DescriptionThe paper will examine visual data collection methods used with boys aged 3 to 6 years who are potentially ‘disengaged’ in their learning. The creative data collection methods used during my Doctoral study, supported engaging children in participatory research, with the aim to develop understanding of pedagogical practices that may engage and / or disengage boys during early learning experiences. In England 62% of 4 to 5 year-old boys are achieving their expected level of development in comparison to 77% of girls (DfE, 2017), a significant difference. Throughout the data collection period, the boys became active participants and we developed opportunities for ‘shared agency’, which supported making their views and opinions visible (Sargeant and Harcourt, 2012: 2). The methods sought to understand the child’s world and own unique perspective (Greig, Taylor & MacKay 2007); research involving young children is imperative for understanding their lives (Clark and Statham, 2005; Graham et al, 2013). Upon collecting and transcribing, the data became ‘chaotic’ and ‘messy’. I could not underestimate how using creative and visual methods gave me the opportunity to see and hear children’s unique experiences, but required careful observation and listening skills during data collection activity, transcription and analysis. The challenges of collecting and transcribing data from young children in practice can be problematic and researchers need a set of skills and practices in order use these methods. These will be further explored.
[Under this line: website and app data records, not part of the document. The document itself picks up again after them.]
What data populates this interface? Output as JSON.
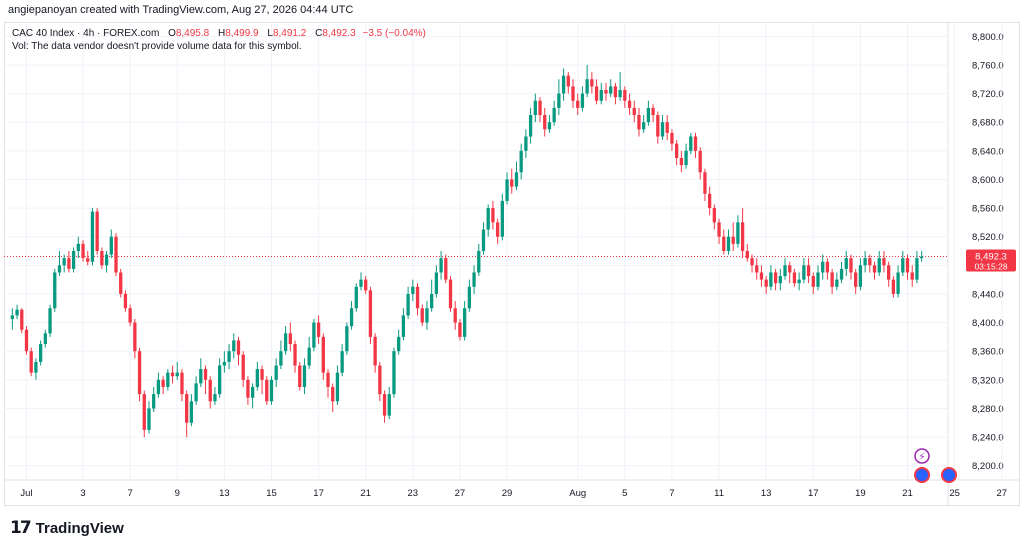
{
  "header": {
    "credit": "angiepanoyan created with TradingView.com, Aug 27, 2026 04:44 UTC"
  },
  "legend": {
    "symbol": "CAC 40 Index · 4h · FOREX.com",
    "open_label": "O",
    "open": "8,495.8",
    "high_label": "H",
    "high": "8,499.9",
    "low_label": "L",
    "low": "8,491.2",
    "close_label": "C",
    "close": "8,492.3",
    "change": "−3.5 (−0.04%)",
    "volume_note": "Vol: The data vendor doesn't provide volume data for this symbol."
  },
  "price_tag": {
    "price": "8,492.3",
    "countdown": "03:15:28"
  },
  "footer": {
    "brand": "TradingView"
  },
  "colors": {
    "up": "#089981",
    "down": "#f23645",
    "grid": "#f0f3fa",
    "axis_text": "#131722",
    "last_price": "#f23645"
  },
  "icons": {
    "logo": "tradingview-logo-icon",
    "event1": "lightning-icon",
    "event2": "dividend-dot-icon"
  },
  "chart_data": {
    "type": "candlestick",
    "interval": "4h",
    "ylim": [
      8180,
      8820
    ],
    "yticks": [
      8200,
      8240,
      8280,
      8320,
      8360,
      8400,
      8440,
      8480,
      8520,
      8560,
      8600,
      8640,
      8680,
      8720,
      8760,
      8800
    ],
    "ytick_labels": [
      "8,200.0",
      "8,240.0",
      "8,280.0",
      "8,320.0",
      "8,360.0",
      "8,400.0",
      "8,440.0",
      "8,480.0",
      "8,520.0",
      "8,560.0",
      "8,600.0",
      "8,640.0",
      "8,680.0",
      "8,720.0",
      "8,760.0",
      "8,800.0"
    ],
    "xticks": [
      {
        "label": "Jul",
        "bar": 3
      },
      {
        "label": "3",
        "bar": 15
      },
      {
        "label": "7",
        "bar": 25
      },
      {
        "label": "9",
        "bar": 35
      },
      {
        "label": "13",
        "bar": 45
      },
      {
        "label": "15",
        "bar": 55
      },
      {
        "label": "17",
        "bar": 65
      },
      {
        "label": "21",
        "bar": 75
      },
      {
        "label": "23",
        "bar": 85
      },
      {
        "label": "27",
        "bar": 95
      },
      {
        "label": "29",
        "bar": 105
      },
      {
        "label": "Aug",
        "bar": 120
      },
      {
        "label": "5",
        "bar": 130
      },
      {
        "label": "7",
        "bar": 140
      },
      {
        "label": "11",
        "bar": 150
      },
      {
        "label": "13",
        "bar": 160
      },
      {
        "label": "17",
        "bar": 170
      },
      {
        "label": "19",
        "bar": 180
      },
      {
        "label": "21",
        "bar": 190
      },
      {
        "label": "25",
        "bar": 200
      },
      {
        "label": "27",
        "bar": 210
      }
    ],
    "last_price": 8492.3,
    "candles": [
      [
        8405,
        8410,
        8390,
        8420
      ],
      [
        8410,
        8418,
        8405,
        8425
      ],
      [
        8418,
        8390,
        8385,
        8420
      ],
      [
        8390,
        8360,
        8355,
        8395
      ],
      [
        8360,
        8330,
        8325,
        8365
      ],
      [
        8330,
        8345,
        8320,
        8350
      ],
      [
        8345,
        8370,
        8340,
        8375
      ],
      [
        8370,
        8385,
        8365,
        8390
      ],
      [
        8385,
        8420,
        8380,
        8425
      ],
      [
        8420,
        8470,
        8415,
        8475
      ],
      [
        8470,
        8480,
        8465,
        8500
      ],
      [
        8480,
        8490,
        8470,
        8495
      ],
      [
        8490,
        8475,
        8470,
        8500
      ],
      [
        8475,
        8500,
        8470,
        8505
      ],
      [
        8500,
        8510,
        8490,
        8520
      ],
      [
        8510,
        8490,
        8485,
        8515
      ],
      [
        8490,
        8485,
        8480,
        8500
      ],
      [
        8485,
        8555,
        8480,
        8560
      ],
      [
        8555,
        8500,
        8495,
        8560
      ],
      [
        8500,
        8480,
        8475,
        8505
      ],
      [
        8480,
        8495,
        8470,
        8500
      ],
      [
        8495,
        8520,
        8490,
        8530
      ],
      [
        8520,
        8470,
        8465,
        8525
      ],
      [
        8470,
        8440,
        8435,
        8475
      ],
      [
        8440,
        8420,
        8415,
        8445
      ],
      [
        8420,
        8400,
        8395,
        8425
      ],
      [
        8400,
        8360,
        8350,
        8405
      ],
      [
        8360,
        8300,
        8290,
        8365
      ],
      [
        8300,
        8250,
        8240,
        8305
      ],
      [
        8250,
        8280,
        8245,
        8290
      ],
      [
        8280,
        8300,
        8275,
        8310
      ],
      [
        8300,
        8320,
        8295,
        8330
      ],
      [
        8320,
        8310,
        8300,
        8325
      ],
      [
        8310,
        8330,
        8305,
        8335
      ],
      [
        8330,
        8325,
        8315,
        8340
      ],
      [
        8325,
        8330,
        8320,
        8345
      ],
      [
        8330,
        8300,
        8290,
        8335
      ],
      [
        8300,
        8260,
        8240,
        8305
      ],
      [
        8260,
        8290,
        8255,
        8300
      ],
      [
        8290,
        8315,
        8285,
        8325
      ],
      [
        8315,
        8335,
        8310,
        8350
      ],
      [
        8335,
        8320,
        8300,
        8340
      ],
      [
        8320,
        8290,
        8280,
        8325
      ],
      [
        8290,
        8300,
        8285,
        8310
      ],
      [
        8300,
        8340,
        8295,
        8350
      ],
      [
        8340,
        8345,
        8330,
        8360
      ],
      [
        8345,
        8360,
        8335,
        8370
      ],
      [
        8360,
        8375,
        8350,
        8385
      ],
      [
        8375,
        8355,
        8340,
        8380
      ],
      [
        8355,
        8320,
        8310,
        8360
      ],
      [
        8320,
        8295,
        8285,
        8325
      ],
      [
        8295,
        8310,
        8280,
        8315
      ],
      [
        8310,
        8335,
        8305,
        8345
      ],
      [
        8335,
        8320,
        8300,
        8340
      ],
      [
        8320,
        8290,
        8285,
        8325
      ],
      [
        8290,
        8320,
        8285,
        8325
      ],
      [
        8320,
        8340,
        8310,
        8350
      ],
      [
        8340,
        8360,
        8335,
        8375
      ],
      [
        8360,
        8385,
        8355,
        8395
      ],
      [
        8385,
        8370,
        8360,
        8400
      ],
      [
        8370,
        8340,
        8330,
        8375
      ],
      [
        8340,
        8310,
        8305,
        8345
      ],
      [
        8310,
        8340,
        8300,
        8350
      ],
      [
        8340,
        8365,
        8335,
        8380
      ],
      [
        8365,
        8400,
        8360,
        8405
      ],
      [
        8400,
        8380,
        8370,
        8410
      ],
      [
        8380,
        8330,
        8320,
        8385
      ],
      [
        8330,
        8310,
        8295,
        8335
      ],
      [
        8310,
        8290,
        8275,
        8315
      ],
      [
        8290,
        8330,
        8285,
        8340
      ],
      [
        8330,
        8360,
        8325,
        8370
      ],
      [
        8360,
        8395,
        8355,
        8400
      ],
      [
        8395,
        8420,
        8390,
        8430
      ],
      [
        8420,
        8450,
        8415,
        8455
      ],
      [
        8450,
        8460,
        8445,
        8470
      ],
      [
        8460,
        8445,
        8440,
        8465
      ],
      [
        8445,
        8380,
        8370,
        8450
      ],
      [
        8380,
        8340,
        8330,
        8385
      ],
      [
        8340,
        8300,
        8290,
        8345
      ],
      [
        8300,
        8270,
        8260,
        8305
      ],
      [
        8270,
        8300,
        8265,
        8310
      ],
      [
        8300,
        8360,
        8295,
        8365
      ],
      [
        8360,
        8380,
        8355,
        8390
      ],
      [
        8380,
        8410,
        8375,
        8420
      ],
      [
        8410,
        8440,
        8405,
        8450
      ],
      [
        8440,
        8450,
        8430,
        8460
      ],
      [
        8450,
        8420,
        8410,
        8455
      ],
      [
        8420,
        8400,
        8395,
        8425
      ],
      [
        8400,
        8420,
        8390,
        8430
      ],
      [
        8420,
        8440,
        8415,
        8460
      ],
      [
        8440,
        8470,
        8435,
        8480
      ],
      [
        8470,
        8490,
        8460,
        8500
      ],
      [
        8490,
        8460,
        8455,
        8495
      ],
      [
        8460,
        8420,
        8415,
        8465
      ],
      [
        8420,
        8400,
        8390,
        8430
      ],
      [
        8400,
        8380,
        8375,
        8405
      ],
      [
        8380,
        8420,
        8375,
        8430
      ],
      [
        8420,
        8450,
        8415,
        8460
      ],
      [
        8450,
        8470,
        8440,
        8480
      ],
      [
        8470,
        8500,
        8465,
        8510
      ],
      [
        8500,
        8530,
        8495,
        8540
      ],
      [
        8530,
        8560,
        8520,
        8565
      ],
      [
        8560,
        8540,
        8530,
        8570
      ],
      [
        8540,
        8520,
        8510,
        8545
      ],
      [
        8520,
        8570,
        8515,
        8580
      ],
      [
        8570,
        8600,
        8565,
        8610
      ],
      [
        8600,
        8590,
        8580,
        8615
      ],
      [
        8590,
        8610,
        8585,
        8625
      ],
      [
        8610,
        8640,
        8600,
        8650
      ],
      [
        8640,
        8660,
        8630,
        8670
      ],
      [
        8660,
        8690,
        8650,
        8700
      ],
      [
        8690,
        8710,
        8680,
        8720
      ],
      [
        8710,
        8690,
        8680,
        8715
      ],
      [
        8690,
        8670,
        8660,
        8700
      ],
      [
        8670,
        8680,
        8665,
        8690
      ],
      [
        8680,
        8700,
        8675,
        8710
      ],
      [
        8700,
        8720,
        8690,
        8740
      ],
      [
        8720,
        8745,
        8710,
        8755
      ],
      [
        8745,
        8730,
        8720,
        8750
      ],
      [
        8730,
        8710,
        8700,
        8740
      ],
      [
        8710,
        8700,
        8690,
        8720
      ],
      [
        8700,
        8720,
        8695,
        8730
      ],
      [
        8720,
        8740,
        8715,
        8760
      ],
      [
        8740,
        8730,
        8720,
        8750
      ],
      [
        8730,
        8710,
        8705,
        8740
      ],
      [
        8710,
        8725,
        8705,
        8735
      ],
      [
        8725,
        8720,
        8710,
        8735
      ],
      [
        8720,
        8730,
        8715,
        8740
      ],
      [
        8730,
        8715,
        8705,
        8735
      ],
      [
        8715,
        8725,
        8710,
        8750
      ],
      [
        8725,
        8710,
        8700,
        8730
      ],
      [
        8710,
        8700,
        8690,
        8720
      ],
      [
        8700,
        8690,
        8680,
        8710
      ],
      [
        8690,
        8670,
        8660,
        8700
      ],
      [
        8670,
        8680,
        8665,
        8690
      ],
      [
        8680,
        8700,
        8675,
        8710
      ],
      [
        8700,
        8690,
        8680,
        8705
      ],
      [
        8690,
        8660,
        8650,
        8695
      ],
      [
        8660,
        8680,
        8655,
        8690
      ],
      [
        8680,
        8665,
        8655,
        8690
      ],
      [
        8665,
        8650,
        8640,
        8670
      ],
      [
        8650,
        8630,
        8620,
        8655
      ],
      [
        8630,
        8620,
        8610,
        8640
      ],
      [
        8620,
        8640,
        8615,
        8650
      ],
      [
        8640,
        8660,
        8635,
        8665
      ],
      [
        8660,
        8640,
        8630,
        8665
      ],
      [
        8640,
        8610,
        8600,
        8645
      ],
      [
        8610,
        8580,
        8570,
        8615
      ],
      [
        8580,
        8560,
        8550,
        8590
      ],
      [
        8560,
        8540,
        8530,
        8565
      ],
      [
        8540,
        8520,
        8510,
        8545
      ],
      [
        8520,
        8500,
        8495,
        8530
      ],
      [
        8500,
        8520,
        8495,
        8530
      ],
      [
        8520,
        8510,
        8500,
        8540
      ],
      [
        8510,
        8540,
        8505,
        8550
      ],
      [
        8540,
        8500,
        8490,
        8560
      ],
      [
        8500,
        8490,
        8485,
        8510
      ],
      [
        8490,
        8480,
        8470,
        8495
      ],
      [
        8480,
        8470,
        8460,
        8490
      ],
      [
        8470,
        8460,
        8450,
        8480
      ],
      [
        8460,
        8450,
        8440,
        8465
      ],
      [
        8450,
        8470,
        8445,
        8480
      ],
      [
        8470,
        8455,
        8445,
        8475
      ],
      [
        8455,
        8465,
        8445,
        8475
      ],
      [
        8465,
        8480,
        8460,
        8490
      ],
      [
        8480,
        8470,
        8455,
        8485
      ],
      [
        8470,
        8455,
        8450,
        8475
      ],
      [
        8455,
        8460,
        8445,
        8470
      ],
      [
        8460,
        8480,
        8455,
        8490
      ],
      [
        8480,
        8465,
        8455,
        8490
      ],
      [
        8465,
        8450,
        8440,
        8470
      ],
      [
        8450,
        8470,
        8445,
        8480
      ],
      [
        8470,
        8485,
        8460,
        8495
      ],
      [
        8485,
        8470,
        8460,
        8490
      ],
      [
        8470,
        8450,
        8440,
        8475
      ],
      [
        8450,
        8460,
        8445,
        8470
      ],
      [
        8460,
        8475,
        8455,
        8485
      ],
      [
        8475,
        8490,
        8465,
        8500
      ],
      [
        8490,
        8470,
        8460,
        8495
      ],
      [
        8470,
        8450,
        8440,
        8475
      ],
      [
        8450,
        8480,
        8445,
        8490
      ],
      [
        8480,
        8490,
        8470,
        8500
      ],
      [
        8490,
        8480,
        8470,
        8495
      ],
      [
        8480,
        8470,
        8460,
        8485
      ],
      [
        8470,
        8490,
        8465,
        8500
      ],
      [
        8490,
        8480,
        8470,
        8500
      ],
      [
        8480,
        8460,
        8450,
        8485
      ],
      [
        8460,
        8440,
        8435,
        8465
      ],
      [
        8440,
        8470,
        8435,
        8480
      ],
      [
        8470,
        8490,
        8465,
        8500
      ],
      [
        8490,
        8470,
        8460,
        8495
      ],
      [
        8470,
        8460,
        8450,
        8480
      ],
      [
        8460,
        8490,
        8455,
        8500
      ],
      [
        8490,
        8492.3,
        8485,
        8499.9
      ]
    ]
  }
}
|Period||17 Jun 2019|
|Event title||Ocular becomings in dangerous times: The politics of ‘seeing’: Association for Visual Pedagogies 2019 International AVP Conference|
|Location||Melbourne, Australia, Victoria|
|Degree of Recognition||International|